BEGIN
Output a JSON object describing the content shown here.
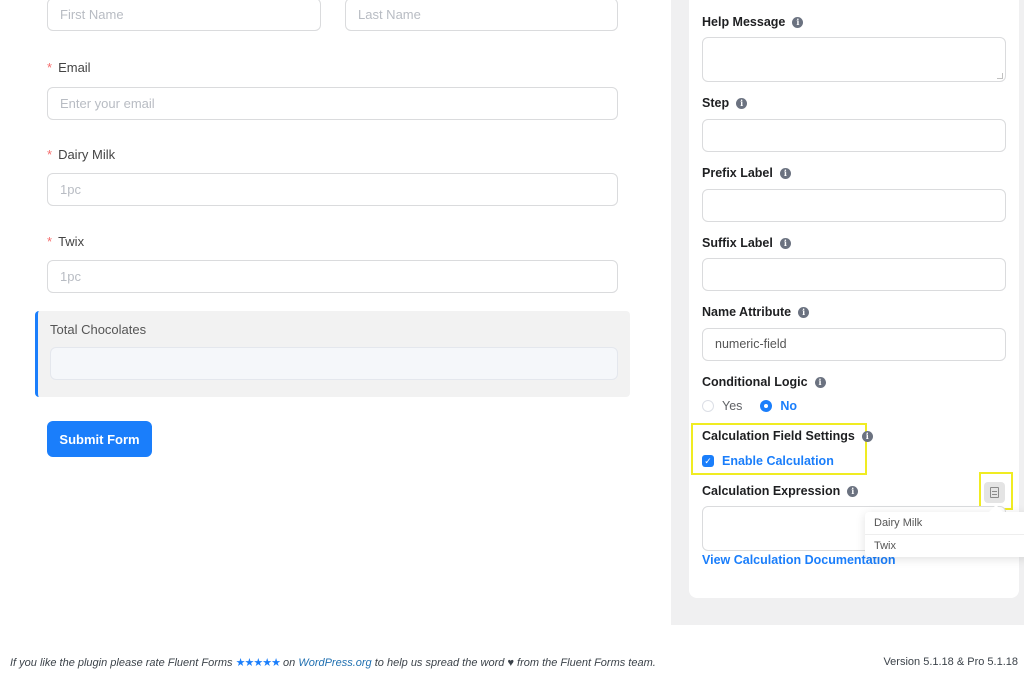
{
  "form": {
    "first_name_placeholder": "First Name",
    "last_name_placeholder": "Last Name",
    "email": {
      "label": "Email",
      "required_mark": "*",
      "placeholder": "Enter your email"
    },
    "dairy_milk": {
      "label": "Dairy Milk",
      "required_mark": "*",
      "placeholder": "1pc"
    },
    "twix": {
      "label": "Twix",
      "required_mark": "*",
      "placeholder": "1pc"
    },
    "total": {
      "label": "Total Chocolates",
      "value": ""
    },
    "submit_label": "Submit Form"
  },
  "settings": {
    "help_message": {
      "label": "Help Message",
      "value": ""
    },
    "step": {
      "label": "Step",
      "value": ""
    },
    "prefix_label": {
      "label": "Prefix Label",
      "value": ""
    },
    "suffix_label": {
      "label": "Suffix Label",
      "value": ""
    },
    "name_attribute": {
      "label": "Name Attribute",
      "value": "numeric-field"
    },
    "conditional_logic": {
      "label": "Conditional Logic",
      "options": [
        "Yes",
        "No"
      ],
      "selected": "No"
    },
    "calc_field_settings": {
      "label": "Calculation Field Settings",
      "enable_label": "Enable Calculation",
      "enabled": true
    },
    "calc_expression": {
      "label": "Calculation Expression",
      "value": ""
    },
    "doc_link": "View Calculation Documentation",
    "field_picker_options": [
      "Dairy Milk",
      "Twix"
    ],
    "info_glyph": "i"
  },
  "footer": {
    "text_1": "If you like the plugin please rate Fluent Forms",
    "stars": "★★★★★",
    "text_2": "on",
    "link": "WordPress.org",
    "text_3": "to help us spread the word",
    "heart": "♥",
    "text_4": "from the Fluent Forms team.",
    "version": "Version 5.1.18 & Pro 5.1.18"
  },
  "colors": {
    "primary": "#1a7efb",
    "required": "#f56c6c",
    "highlight": "#f0ec22"
  }
}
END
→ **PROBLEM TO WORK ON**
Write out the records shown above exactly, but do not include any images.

→ **EXERCISE SOLUTION**
Output a JSON object describing the content shown here.
{
  "form": {
    "first_name_placeholder": "First Name",
    "last_name_placeholder": "Last Name",
    "email": {
      "label": "Email",
      "required_mark": "*",
      "placeholder": "Enter your email"
    },
    "dairy_milk": {
      "label": "Dairy Milk",
      "required_mark": "*",
      "placeholder": "1pc"
    },
    "twix": {
      "label": "Twix",
      "required_mark": "*",
      "placeholder": "1pc"
    },
    "total": {
      "label": "Total Chocolates",
      "value": ""
    },
    "submit_label": "Submit Form"
  },
  "settings": {
    "help_message": {
      "label": "Help Message",
      "value": ""
    },
    "step": {
      "label": "Step",
      "value": ""
    },
    "prefix_label": {
      "label": "Prefix Label",
      "value": ""
    },
    "suffix_label": {
      "label": "Suffix Label",
      "value": ""
    },
    "name_attribute": {
      "label": "Name Attribute",
      "value": "numeric-field"
    },
    "conditional_logic": {
      "label": "Conditional Logic",
      "options": [
        "Yes",
        "No"
      ],
      "selected": "No"
    },
    "calc_field_settings": {
      "label": "Calculation Field Settings",
      "enable_label": "Enable Calculation",
      "enabled": true
    },
    "calc_expression": {
      "label": "Calculation Expression",
      "value": ""
    },
    "doc_link": "View Calculation Documentation",
    "field_picker_options": [
      "Dairy Milk",
      "Twix"
    ],
    "info_glyph": "i"
  },
  "footer": {
    "text_1": "If you like the plugin please rate Fluent Forms",
    "stars": "★★★★★",
    "text_2": "on",
    "link": "WordPress.org",
    "text_3": "to help us spread the word",
    "heart": "♥",
    "text_4": "from the Fluent Forms team.",
    "version": "Version 5.1.18 & Pro 5.1.18"
  },
  "colors": {
    "primary": "#1a7efb",
    "required": "#f56c6c",
    "highlight": "#f0ec22"
  }
}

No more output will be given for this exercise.